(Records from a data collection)
Content starts

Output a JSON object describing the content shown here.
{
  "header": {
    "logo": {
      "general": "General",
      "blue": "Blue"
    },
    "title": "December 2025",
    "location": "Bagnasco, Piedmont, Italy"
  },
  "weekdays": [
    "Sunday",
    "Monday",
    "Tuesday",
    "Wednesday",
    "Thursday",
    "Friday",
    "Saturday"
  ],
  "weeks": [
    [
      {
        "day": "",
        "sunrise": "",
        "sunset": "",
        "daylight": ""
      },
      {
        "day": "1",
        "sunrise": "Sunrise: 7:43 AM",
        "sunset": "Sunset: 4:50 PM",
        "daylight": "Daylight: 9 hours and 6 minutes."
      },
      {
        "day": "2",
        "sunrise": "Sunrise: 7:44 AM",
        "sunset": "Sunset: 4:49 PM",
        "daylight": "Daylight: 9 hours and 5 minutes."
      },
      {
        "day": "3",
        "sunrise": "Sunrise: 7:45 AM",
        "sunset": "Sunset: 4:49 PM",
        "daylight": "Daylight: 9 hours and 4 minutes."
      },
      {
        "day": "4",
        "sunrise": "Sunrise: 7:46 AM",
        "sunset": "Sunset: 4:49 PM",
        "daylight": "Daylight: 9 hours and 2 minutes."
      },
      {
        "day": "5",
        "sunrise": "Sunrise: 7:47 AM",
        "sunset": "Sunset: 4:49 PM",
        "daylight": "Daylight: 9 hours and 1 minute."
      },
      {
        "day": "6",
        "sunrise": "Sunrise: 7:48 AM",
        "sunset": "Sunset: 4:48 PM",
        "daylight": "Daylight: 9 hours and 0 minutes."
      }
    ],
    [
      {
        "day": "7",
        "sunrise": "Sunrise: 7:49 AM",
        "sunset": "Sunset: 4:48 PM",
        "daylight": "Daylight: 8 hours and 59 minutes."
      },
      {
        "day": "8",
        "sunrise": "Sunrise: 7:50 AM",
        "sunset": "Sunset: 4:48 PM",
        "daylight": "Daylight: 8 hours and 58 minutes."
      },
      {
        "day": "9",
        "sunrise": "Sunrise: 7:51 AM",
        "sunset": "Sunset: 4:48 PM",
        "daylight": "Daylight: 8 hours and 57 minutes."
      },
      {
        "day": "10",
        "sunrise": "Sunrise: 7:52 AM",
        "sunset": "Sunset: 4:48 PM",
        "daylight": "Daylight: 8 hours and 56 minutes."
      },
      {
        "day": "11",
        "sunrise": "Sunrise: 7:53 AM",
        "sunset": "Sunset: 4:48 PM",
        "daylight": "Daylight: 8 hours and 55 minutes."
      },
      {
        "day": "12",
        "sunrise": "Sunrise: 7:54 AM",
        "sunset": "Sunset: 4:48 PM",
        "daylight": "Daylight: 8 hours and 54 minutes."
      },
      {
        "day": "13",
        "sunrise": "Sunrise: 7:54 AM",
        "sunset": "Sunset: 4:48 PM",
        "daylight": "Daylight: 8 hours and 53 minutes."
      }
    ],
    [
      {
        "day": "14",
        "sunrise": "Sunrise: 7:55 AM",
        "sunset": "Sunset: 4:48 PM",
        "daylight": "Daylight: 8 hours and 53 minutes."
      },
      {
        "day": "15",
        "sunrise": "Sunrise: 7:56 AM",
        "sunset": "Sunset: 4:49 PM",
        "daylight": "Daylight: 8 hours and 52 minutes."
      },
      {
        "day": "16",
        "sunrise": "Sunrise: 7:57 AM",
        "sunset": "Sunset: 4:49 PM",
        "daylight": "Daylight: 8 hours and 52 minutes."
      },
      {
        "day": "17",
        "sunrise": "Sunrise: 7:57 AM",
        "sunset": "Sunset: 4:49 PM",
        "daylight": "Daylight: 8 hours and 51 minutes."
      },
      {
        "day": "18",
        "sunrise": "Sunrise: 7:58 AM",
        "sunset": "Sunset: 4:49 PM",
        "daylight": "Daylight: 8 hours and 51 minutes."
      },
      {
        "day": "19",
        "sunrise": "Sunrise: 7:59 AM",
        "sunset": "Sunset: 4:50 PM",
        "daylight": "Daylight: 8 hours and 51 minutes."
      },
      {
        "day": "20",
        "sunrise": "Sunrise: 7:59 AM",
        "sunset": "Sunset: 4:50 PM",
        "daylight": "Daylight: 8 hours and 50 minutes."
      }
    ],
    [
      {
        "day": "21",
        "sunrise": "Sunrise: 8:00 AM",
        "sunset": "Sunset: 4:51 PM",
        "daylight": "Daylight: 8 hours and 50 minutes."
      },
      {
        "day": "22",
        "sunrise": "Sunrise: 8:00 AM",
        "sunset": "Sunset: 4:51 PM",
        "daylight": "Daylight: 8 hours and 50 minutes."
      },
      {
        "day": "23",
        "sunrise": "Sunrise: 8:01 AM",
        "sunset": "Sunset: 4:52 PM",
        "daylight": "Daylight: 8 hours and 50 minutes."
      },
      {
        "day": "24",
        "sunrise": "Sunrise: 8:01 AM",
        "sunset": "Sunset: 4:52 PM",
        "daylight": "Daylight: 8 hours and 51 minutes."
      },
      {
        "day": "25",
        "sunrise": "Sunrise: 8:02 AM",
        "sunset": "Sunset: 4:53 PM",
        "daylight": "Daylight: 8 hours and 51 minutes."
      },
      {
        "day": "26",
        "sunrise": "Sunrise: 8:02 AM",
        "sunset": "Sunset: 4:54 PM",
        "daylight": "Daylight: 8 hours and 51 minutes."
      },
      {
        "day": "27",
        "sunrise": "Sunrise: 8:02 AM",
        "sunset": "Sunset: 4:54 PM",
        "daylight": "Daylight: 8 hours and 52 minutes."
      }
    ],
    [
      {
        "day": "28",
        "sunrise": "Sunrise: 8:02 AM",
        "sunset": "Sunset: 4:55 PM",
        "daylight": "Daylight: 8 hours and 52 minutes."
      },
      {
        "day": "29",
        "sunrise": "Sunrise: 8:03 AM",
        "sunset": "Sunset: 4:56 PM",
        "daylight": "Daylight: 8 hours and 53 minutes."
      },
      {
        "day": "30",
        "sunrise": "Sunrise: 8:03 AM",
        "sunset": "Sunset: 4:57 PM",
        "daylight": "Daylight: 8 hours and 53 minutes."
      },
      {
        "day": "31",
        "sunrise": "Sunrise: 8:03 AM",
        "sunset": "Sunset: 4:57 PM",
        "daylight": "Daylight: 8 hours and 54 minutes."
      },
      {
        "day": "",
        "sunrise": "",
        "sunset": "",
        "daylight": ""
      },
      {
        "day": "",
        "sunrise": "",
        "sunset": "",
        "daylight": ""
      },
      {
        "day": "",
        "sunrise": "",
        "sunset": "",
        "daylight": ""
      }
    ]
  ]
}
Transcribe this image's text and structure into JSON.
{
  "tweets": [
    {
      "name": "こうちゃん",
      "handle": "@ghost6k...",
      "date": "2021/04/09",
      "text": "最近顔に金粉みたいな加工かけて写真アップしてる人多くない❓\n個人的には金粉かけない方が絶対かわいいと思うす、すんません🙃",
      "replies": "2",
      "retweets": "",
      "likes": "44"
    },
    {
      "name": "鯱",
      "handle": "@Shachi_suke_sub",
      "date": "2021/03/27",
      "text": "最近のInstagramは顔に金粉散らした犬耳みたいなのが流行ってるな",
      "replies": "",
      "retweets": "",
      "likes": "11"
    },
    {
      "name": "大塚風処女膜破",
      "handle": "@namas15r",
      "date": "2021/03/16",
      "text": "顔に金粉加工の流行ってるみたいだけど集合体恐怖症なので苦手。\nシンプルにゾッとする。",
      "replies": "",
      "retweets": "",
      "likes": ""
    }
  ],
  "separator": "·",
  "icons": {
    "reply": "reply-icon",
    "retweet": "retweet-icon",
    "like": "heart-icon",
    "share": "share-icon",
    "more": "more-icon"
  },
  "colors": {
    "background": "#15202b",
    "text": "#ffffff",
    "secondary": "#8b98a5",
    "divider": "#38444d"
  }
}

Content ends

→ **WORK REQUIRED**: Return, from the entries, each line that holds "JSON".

→ **SOLUTION TO THE PROBLEM**:
Output a JSON object describing the content shown here.
Transcribe this image's text and structure into JSON.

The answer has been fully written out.